(Web page and app entries)
::::::::::
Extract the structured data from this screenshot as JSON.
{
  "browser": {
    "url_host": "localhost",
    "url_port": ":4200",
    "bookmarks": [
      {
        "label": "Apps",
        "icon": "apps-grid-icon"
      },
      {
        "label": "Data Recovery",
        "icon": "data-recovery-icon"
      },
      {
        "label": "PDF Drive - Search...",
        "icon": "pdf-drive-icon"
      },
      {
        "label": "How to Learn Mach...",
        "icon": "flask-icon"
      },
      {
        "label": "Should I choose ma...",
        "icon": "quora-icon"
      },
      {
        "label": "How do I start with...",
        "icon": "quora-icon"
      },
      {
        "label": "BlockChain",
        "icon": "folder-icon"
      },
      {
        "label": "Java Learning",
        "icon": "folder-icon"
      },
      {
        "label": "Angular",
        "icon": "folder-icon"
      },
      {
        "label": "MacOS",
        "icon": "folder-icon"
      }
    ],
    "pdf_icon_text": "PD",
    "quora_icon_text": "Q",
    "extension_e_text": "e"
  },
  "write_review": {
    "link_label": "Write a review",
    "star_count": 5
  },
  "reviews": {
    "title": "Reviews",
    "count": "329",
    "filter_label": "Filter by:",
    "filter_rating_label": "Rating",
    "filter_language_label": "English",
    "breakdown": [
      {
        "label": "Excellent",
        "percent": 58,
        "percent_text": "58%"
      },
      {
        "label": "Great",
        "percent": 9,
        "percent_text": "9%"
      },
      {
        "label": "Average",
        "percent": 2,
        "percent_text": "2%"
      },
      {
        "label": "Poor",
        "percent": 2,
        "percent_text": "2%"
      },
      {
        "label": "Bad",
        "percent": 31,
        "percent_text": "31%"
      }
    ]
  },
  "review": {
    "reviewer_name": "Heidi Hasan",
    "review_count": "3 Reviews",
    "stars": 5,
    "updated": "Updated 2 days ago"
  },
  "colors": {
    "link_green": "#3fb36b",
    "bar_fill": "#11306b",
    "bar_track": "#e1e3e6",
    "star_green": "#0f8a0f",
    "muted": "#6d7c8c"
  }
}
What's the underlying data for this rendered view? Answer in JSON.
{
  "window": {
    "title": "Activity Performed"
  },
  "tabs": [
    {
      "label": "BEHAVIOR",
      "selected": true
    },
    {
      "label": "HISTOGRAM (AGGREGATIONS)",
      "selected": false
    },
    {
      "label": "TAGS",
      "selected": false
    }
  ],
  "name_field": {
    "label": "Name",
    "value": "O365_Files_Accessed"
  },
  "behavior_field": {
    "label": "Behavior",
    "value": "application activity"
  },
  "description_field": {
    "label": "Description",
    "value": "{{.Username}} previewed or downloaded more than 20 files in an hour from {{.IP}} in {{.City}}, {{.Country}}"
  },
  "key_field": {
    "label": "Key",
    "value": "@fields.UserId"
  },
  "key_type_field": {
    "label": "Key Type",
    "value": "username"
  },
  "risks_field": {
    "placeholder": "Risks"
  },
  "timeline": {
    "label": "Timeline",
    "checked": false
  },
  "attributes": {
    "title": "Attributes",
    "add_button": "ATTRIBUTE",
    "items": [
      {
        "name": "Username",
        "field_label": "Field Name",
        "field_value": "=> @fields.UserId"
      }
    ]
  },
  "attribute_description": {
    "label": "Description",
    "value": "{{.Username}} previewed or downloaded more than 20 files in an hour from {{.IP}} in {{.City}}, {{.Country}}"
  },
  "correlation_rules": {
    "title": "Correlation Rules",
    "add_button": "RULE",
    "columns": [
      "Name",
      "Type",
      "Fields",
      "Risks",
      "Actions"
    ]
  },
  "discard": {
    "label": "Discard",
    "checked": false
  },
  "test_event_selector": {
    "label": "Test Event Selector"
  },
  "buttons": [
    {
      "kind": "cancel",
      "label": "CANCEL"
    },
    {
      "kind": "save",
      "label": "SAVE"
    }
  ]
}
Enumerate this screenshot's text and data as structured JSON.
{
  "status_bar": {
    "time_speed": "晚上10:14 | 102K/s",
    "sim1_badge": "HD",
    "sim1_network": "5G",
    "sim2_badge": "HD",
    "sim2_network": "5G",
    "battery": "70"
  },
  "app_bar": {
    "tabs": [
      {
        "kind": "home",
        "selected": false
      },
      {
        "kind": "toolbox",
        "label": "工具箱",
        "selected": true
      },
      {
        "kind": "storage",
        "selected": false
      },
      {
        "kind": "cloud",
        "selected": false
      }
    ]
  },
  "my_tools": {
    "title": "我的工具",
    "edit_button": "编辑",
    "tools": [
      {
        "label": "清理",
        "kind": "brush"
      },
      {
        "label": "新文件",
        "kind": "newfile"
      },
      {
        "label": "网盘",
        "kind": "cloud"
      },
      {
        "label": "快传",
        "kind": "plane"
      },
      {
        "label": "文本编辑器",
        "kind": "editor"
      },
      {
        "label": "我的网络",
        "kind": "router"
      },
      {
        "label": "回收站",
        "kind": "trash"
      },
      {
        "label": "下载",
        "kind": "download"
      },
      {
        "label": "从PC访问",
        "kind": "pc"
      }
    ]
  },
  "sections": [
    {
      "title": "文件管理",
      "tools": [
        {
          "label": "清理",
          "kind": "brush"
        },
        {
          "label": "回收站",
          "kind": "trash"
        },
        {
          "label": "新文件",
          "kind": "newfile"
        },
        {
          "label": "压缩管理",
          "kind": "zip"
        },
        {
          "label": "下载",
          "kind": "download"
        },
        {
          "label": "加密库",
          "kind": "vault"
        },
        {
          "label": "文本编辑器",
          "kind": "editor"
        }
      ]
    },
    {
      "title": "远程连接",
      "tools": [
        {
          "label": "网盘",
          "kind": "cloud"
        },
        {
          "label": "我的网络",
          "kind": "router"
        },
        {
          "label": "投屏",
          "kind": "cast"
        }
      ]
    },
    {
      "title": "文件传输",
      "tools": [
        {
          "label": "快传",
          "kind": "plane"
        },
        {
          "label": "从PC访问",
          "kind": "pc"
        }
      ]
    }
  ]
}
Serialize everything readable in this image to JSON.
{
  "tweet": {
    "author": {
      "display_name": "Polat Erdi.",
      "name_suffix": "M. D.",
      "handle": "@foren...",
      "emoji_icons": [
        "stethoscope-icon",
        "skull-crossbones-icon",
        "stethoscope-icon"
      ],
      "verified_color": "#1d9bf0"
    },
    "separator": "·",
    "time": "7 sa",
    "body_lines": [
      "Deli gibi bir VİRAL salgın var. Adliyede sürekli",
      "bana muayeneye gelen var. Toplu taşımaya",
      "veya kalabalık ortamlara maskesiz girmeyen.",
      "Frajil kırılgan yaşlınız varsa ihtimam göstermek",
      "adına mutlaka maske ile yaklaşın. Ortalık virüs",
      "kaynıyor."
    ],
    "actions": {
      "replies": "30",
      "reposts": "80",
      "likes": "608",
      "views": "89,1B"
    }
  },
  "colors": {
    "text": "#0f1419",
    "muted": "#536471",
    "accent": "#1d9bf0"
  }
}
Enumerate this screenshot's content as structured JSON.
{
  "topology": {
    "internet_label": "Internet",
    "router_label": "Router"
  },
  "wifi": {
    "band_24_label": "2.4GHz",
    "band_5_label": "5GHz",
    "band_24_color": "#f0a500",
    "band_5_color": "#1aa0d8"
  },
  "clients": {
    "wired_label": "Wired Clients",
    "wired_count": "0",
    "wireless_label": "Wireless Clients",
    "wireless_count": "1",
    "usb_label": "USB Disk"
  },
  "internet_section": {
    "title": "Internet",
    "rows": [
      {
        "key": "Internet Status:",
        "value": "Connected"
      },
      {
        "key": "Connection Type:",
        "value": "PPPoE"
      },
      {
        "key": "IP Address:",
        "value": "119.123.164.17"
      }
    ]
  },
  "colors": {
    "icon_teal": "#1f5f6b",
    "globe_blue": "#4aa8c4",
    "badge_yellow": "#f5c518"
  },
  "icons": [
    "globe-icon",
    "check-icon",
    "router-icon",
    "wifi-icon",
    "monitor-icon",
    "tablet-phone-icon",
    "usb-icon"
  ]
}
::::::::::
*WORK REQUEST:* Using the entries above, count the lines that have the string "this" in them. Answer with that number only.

*WORKED SOLUTION:* 5